What to do: Reproduce each entry exactly, so that everything except the pictures is carried over.

Data shown:

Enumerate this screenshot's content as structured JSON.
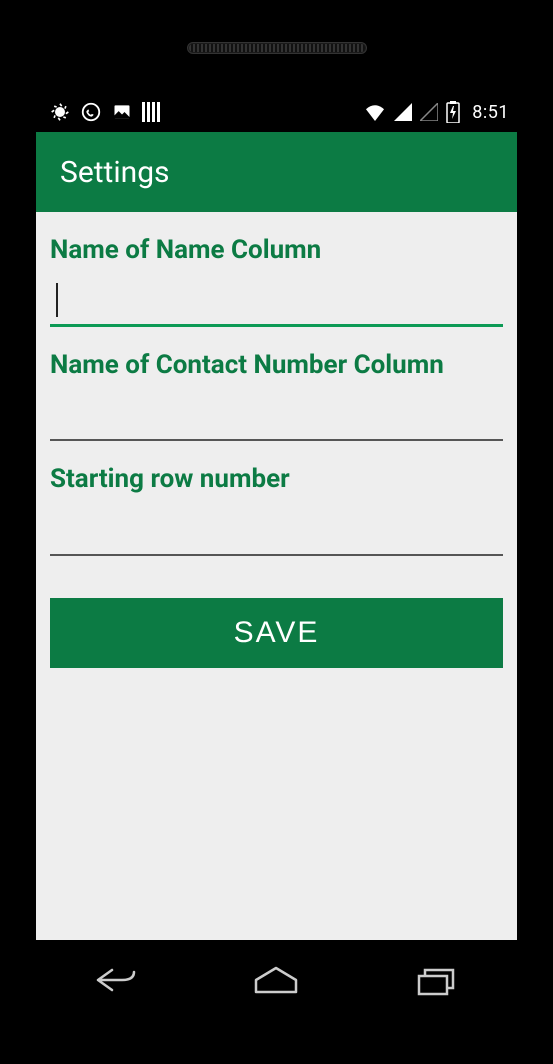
{
  "status": {
    "time": "8:51"
  },
  "header": {
    "title": "Settings"
  },
  "form": {
    "field1_label": "Name of Name Column",
    "field1_value": "",
    "field2_label": "Name of Contact Number Column",
    "field2_value": "",
    "field3_label": "Starting row number",
    "field3_value": "",
    "save_label": "SAVE"
  }
}
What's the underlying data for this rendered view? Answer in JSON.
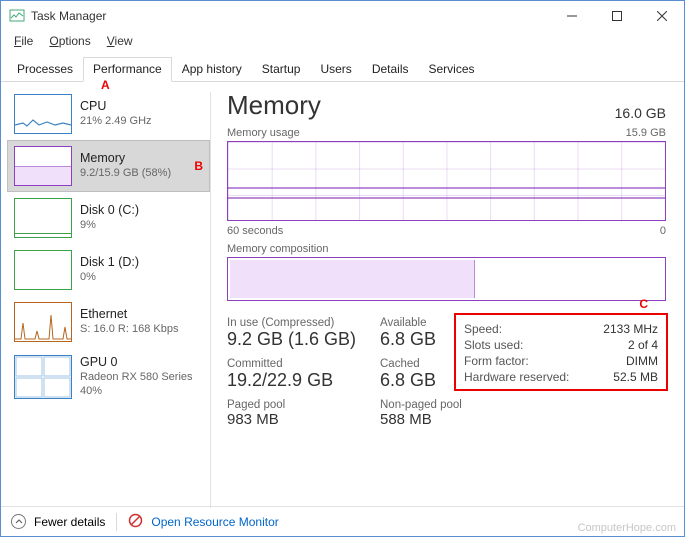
{
  "window": {
    "title": "Task Manager"
  },
  "menu": {
    "file": "File",
    "options": "Options",
    "view": "View"
  },
  "tabs": {
    "processes": "Processes",
    "performance": "Performance",
    "apphistory": "App history",
    "startup": "Startup",
    "users": "Users",
    "details": "Details",
    "services": "Services"
  },
  "annotations": {
    "a": "A",
    "b": "B",
    "c": "C"
  },
  "sidebar": [
    {
      "name": "CPU",
      "sub": "21% 2.49 GHz"
    },
    {
      "name": "Memory",
      "sub": "9.2/15.9 GB (58%)"
    },
    {
      "name": "Disk 0 (C:)",
      "sub": "9%"
    },
    {
      "name": "Disk 1 (D:)",
      "sub": "0%"
    },
    {
      "name": "Ethernet",
      "sub": "S: 16.0  R: 168 Kbps"
    },
    {
      "name": "GPU 0",
      "sub": "Radeon RX 580 Series\n40%"
    }
  ],
  "detail": {
    "title": "Memory",
    "capacity": "16.0 GB",
    "usage_label": "Memory usage",
    "usage_right": "15.9 GB",
    "axis_left": "60 seconds",
    "axis_right": "0",
    "comp_label": "Memory composition",
    "stats": {
      "inuse_lbl": "In use (Compressed)",
      "inuse_val": "9.2 GB (1.6 GB)",
      "available_lbl": "Available",
      "available_val": "6.8 GB",
      "committed_lbl": "Committed",
      "committed_val": "19.2/22.9 GB",
      "cached_lbl": "Cached",
      "cached_val": "6.8 GB",
      "paged_lbl": "Paged pool",
      "paged_val": "983 MB",
      "nonpaged_lbl": "Non-paged pool",
      "nonpaged_val": "588 MB"
    },
    "spec": {
      "speed_k": "Speed:",
      "speed_v": "2133 MHz",
      "slots_k": "Slots used:",
      "slots_v": "2 of 4",
      "form_k": "Form factor:",
      "form_v": "DIMM",
      "hw_k": "Hardware reserved:",
      "hw_v": "52.5 MB"
    }
  },
  "footer": {
    "fewer": "Fewer details",
    "orm": "Open Resource Monitor"
  },
  "watermark": "ComputerHope.com",
  "chart_data": {
    "type": "line",
    "title": "Memory usage",
    "xlabel": "seconds ago",
    "ylabel": "GB",
    "x_range": [
      60,
      0
    ],
    "ylim": [
      0,
      15.9
    ],
    "series": [
      {
        "name": "In use",
        "approx_value": 9.2,
        "flat": true
      }
    ],
    "composition": {
      "total_gb": 15.9,
      "in_use_gb": 9.2,
      "compressed_gb": 1.6,
      "available_gb": 6.8
    }
  }
}
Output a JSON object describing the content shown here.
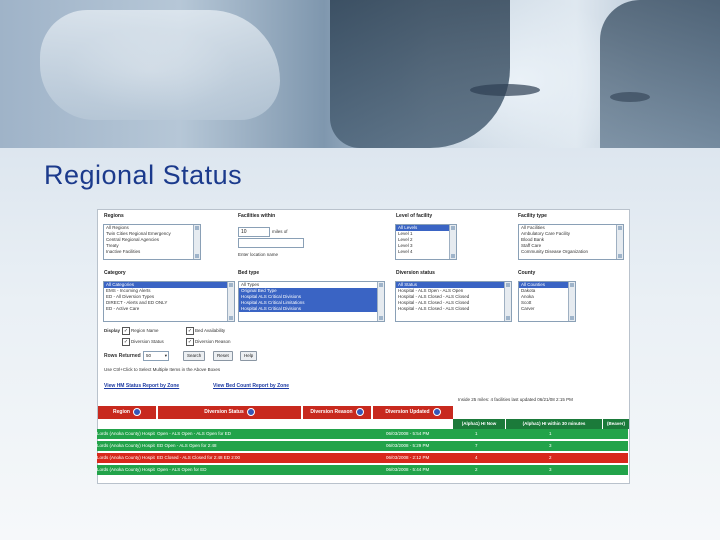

Worked solution:
Enumerate this screenshot's content as structured JSON.
{
  "status": {
    "time": "8:51"
  },
  "header": {
    "title": "Settings"
  },
  "form": {
    "field1_label": "Name of Name Column",
    "field1_value": "",
    "field2_label": "Name of Contact Number Column",
    "field2_value": "",
    "field3_label": "Starting row number",
    "field3_value": "",
    "save_label": "SAVE"
  }
}
What's the underlying data for this rendered view? Answer in JSON.
{
  "window": {
    "title": "Task Manager"
  },
  "menu": {
    "file": "File",
    "options": "Options",
    "view": "View"
  },
  "tabs": {
    "processes": "Processes",
    "performance": "Performance",
    "apphistory": "App history",
    "startup": "Startup",
    "users": "Users",
    "details": "Details",
    "services": "Services"
  },
  "annotations": {
    "a": "A",
    "b": "B",
    "c": "C"
  },
  "sidebar": [
    {
      "name": "CPU",
      "sub": "21% 2.49 GHz"
    },
    {
      "name": "Memory",
      "sub": "9.2/15.9 GB (58%)"
    },
    {
      "name": "Disk 0 (C:)",
      "sub": "9%"
    },
    {
      "name": "Disk 1 (D:)",
      "sub": "0%"
    },
    {
      "name": "Ethernet",
      "sub": "S: 16.0  R: 168 Kbps"
    },
    {
      "name": "GPU 0",
      "sub": "Radeon RX 580 Series\n40%"
    }
  ],
  "detail": {
    "title": "Memory",
    "capacity": "16.0 GB",
    "usage_label": "Memory usage",
    "usage_right": "15.9 GB",
    "axis_left": "60 seconds",
    "axis_right": "0",
    "comp_label": "Memory composition",
    "stats": {
      "inuse_lbl": "In use (Compressed)",
      "inuse_val": "9.2 GB (1.6 GB)",
      "available_lbl": "Available",
      "available_val": "6.8 GB",
      "committed_lbl": "Committed",
      "committed_val": "19.2/22.9 GB",
      "cached_lbl": "Cached",
      "cached_val": "6.8 GB",
      "paged_lbl": "Paged pool",
      "paged_val": "983 MB",
      "nonpaged_lbl": "Non-paged pool",
      "nonpaged_val": "588 MB"
    },
    "spec": {
      "speed_k": "Speed:",
      "speed_v": "2133 MHz",
      "slots_k": "Slots used:",
      "slots_v": "2 of 4",
      "form_k": "Form factor:",
      "form_v": "DIMM",
      "hw_k": "Hardware reserved:",
      "hw_v": "52.5 MB"
    }
  },
  "footer": {
    "fewer": "Fewer details",
    "orm": "Open Resource Monitor"
  },
  "watermark": "ComputerHope.com",
  "chart_data": {
    "type": "line",
    "title": "Memory usage",
    "xlabel": "seconds ago",
    "ylabel": "GB",
    "x_range": [
      60,
      0
    ],
    "ylim": [
      0,
      15.9
    ],
    "series": [
      {
        "name": "In use",
        "approx_value": 9.2,
        "flat": true
      }
    ],
    "composition": {
      "total_gb": 15.9,
      "in_use_gb": 9.2,
      "compressed_gb": 1.6,
      "available_gb": 6.8
    }
  }
}
Output a JSON object describing the content shown here.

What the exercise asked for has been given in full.